Website and app data records:
Segment Open

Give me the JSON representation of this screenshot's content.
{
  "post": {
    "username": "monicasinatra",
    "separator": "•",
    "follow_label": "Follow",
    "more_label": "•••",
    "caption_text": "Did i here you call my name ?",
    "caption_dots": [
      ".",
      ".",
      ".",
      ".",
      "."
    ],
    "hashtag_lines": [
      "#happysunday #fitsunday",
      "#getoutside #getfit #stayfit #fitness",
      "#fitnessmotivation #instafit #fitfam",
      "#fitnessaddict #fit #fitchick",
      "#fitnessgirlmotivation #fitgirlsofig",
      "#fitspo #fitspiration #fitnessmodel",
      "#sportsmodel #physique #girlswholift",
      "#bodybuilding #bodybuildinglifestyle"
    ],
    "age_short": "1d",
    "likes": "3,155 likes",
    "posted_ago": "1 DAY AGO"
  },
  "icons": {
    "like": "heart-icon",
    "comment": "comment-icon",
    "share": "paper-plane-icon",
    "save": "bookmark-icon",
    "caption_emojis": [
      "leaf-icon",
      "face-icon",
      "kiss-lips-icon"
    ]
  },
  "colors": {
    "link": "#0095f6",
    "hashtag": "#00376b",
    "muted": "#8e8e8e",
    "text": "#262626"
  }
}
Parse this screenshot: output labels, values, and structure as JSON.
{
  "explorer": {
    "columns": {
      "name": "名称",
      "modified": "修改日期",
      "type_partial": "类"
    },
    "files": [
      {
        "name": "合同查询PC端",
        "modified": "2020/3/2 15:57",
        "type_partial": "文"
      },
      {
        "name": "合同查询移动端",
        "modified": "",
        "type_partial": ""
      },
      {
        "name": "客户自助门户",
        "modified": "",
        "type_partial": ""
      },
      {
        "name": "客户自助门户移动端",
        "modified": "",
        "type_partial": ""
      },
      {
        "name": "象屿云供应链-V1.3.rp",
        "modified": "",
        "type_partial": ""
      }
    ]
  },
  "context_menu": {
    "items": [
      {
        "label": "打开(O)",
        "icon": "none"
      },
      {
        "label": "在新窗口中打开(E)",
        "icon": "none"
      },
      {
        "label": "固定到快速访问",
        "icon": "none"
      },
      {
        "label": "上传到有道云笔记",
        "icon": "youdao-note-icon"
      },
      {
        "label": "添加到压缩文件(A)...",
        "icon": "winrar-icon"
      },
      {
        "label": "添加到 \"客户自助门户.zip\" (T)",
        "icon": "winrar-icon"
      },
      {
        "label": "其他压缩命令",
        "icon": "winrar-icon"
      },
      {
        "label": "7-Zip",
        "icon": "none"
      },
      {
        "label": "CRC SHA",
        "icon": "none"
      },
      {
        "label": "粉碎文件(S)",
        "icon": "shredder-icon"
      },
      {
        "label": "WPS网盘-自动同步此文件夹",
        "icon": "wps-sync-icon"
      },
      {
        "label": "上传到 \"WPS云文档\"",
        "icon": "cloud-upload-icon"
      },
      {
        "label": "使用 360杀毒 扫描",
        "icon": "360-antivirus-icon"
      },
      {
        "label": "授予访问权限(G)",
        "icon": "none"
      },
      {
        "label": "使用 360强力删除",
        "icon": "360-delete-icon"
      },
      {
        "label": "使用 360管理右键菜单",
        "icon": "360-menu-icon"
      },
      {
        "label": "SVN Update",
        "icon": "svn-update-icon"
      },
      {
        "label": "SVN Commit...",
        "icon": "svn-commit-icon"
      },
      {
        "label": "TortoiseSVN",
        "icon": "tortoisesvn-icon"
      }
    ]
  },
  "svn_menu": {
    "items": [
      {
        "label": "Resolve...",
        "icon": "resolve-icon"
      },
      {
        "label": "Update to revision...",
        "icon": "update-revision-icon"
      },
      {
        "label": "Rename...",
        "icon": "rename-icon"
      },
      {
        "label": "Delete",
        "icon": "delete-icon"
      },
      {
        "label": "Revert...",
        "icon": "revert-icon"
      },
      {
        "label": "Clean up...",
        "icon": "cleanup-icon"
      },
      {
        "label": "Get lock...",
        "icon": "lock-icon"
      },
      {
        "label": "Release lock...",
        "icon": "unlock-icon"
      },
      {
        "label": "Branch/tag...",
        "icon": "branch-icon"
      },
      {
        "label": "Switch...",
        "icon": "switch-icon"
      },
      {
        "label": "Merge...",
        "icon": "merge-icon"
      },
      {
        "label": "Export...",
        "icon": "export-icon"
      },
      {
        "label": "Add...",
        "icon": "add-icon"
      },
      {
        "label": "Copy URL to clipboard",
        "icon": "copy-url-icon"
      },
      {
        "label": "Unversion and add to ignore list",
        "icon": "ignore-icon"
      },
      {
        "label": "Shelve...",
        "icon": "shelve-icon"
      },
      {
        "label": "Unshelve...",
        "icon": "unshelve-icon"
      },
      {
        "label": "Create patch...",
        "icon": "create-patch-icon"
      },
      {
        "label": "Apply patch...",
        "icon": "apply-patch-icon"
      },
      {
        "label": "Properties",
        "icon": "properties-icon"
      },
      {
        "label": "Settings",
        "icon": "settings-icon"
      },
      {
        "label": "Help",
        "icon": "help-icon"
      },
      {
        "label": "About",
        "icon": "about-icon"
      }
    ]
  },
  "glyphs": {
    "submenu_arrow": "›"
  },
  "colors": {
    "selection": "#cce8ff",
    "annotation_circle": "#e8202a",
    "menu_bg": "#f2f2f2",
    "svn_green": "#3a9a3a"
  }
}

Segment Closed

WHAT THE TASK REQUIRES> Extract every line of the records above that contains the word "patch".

SOLUTION BELOW>
        "label": "Create patch...",
        "icon": "create-patch-icon"
        "label": "Apply patch...",
        "icon": "apply-patch-icon"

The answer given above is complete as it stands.